Last year, Pollock was worth +6 Outs Above Average in the outfield -- that's Statcast™'s range-based metric for outfield defense, which grades outfielders based on the difficulty of balls they do or don't get to. That was as good as any Dodgers outfielder, and much better than a notable trio of their regulars.
Pollock vs. Dodgers outfielders, 2018
Ranked by Outs Above Average
Pollock: +6 OAA
Bellinger: +6 OAA
Enrique Hernandez: +6 OAA
Taylor: +2 OAA, 28.7
Puig: -5 OAA
Kemp: -6 OAA
Joc Pederson: -7 OAA
Puig and Kemp aren't Dodgers anymore.

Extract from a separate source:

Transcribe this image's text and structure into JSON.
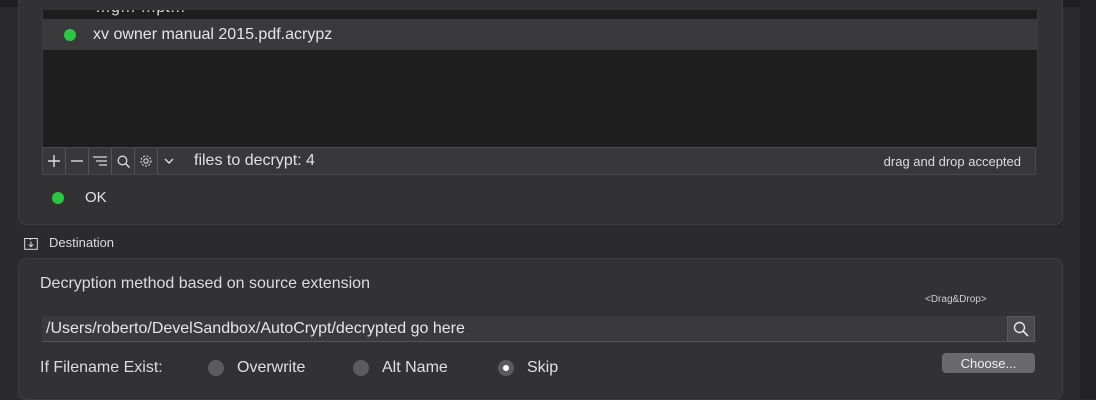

Pederson could be traded, too -- Rosenthal reported Sunday that Los Angeles has discussed a Pederson deal with multiple teams, including the White Sox. Such a move could be a precursor to pursuing Pollock. Dealing Puig, Kemp and Pederson in the same offseason wouldn't just reduce the logjam in the Dodgers' outfield -- it would also clear their three biggest defensive liabilities from a year ago.
Oh, and Harper? It's a little complicated, but he did just post one of the worst defensive seasons of any outfielder in baseball, worth -13 Outs Above Average in 2018.
Pollock locking down an everyday outfield spot could have ripple effects, too, because ...
He'd help the Dodgers' flexibility
One of the hallmarks of the Dodgers' teams of the last couple of seasons is their versatility. They have several players who can play multiple types of positions.
Bellinger can handle center field and first base, despite the vast difference between those two positions. Hernandez is a super-utility type of player. Taylor can play the outfield, second base or even shortstop. Muncy can play first, or second or third if needed. Even Austin Barnes can move from catcher to second base in a pinch.
Pollock isn't one of those across-the-field type players, but what he would do is give Los Angeles more freedom to move its other guys around. Having a few key players locked in at important spots -- Pollock in the outfield, Seager at shortstop, Turner at third -- would just enhance Dave Roberts' ability to use the rest of the roster creatively.
David Adler is a reporter and researcher for MLB.com based in New York. Follow him on Twitter at @_dadler.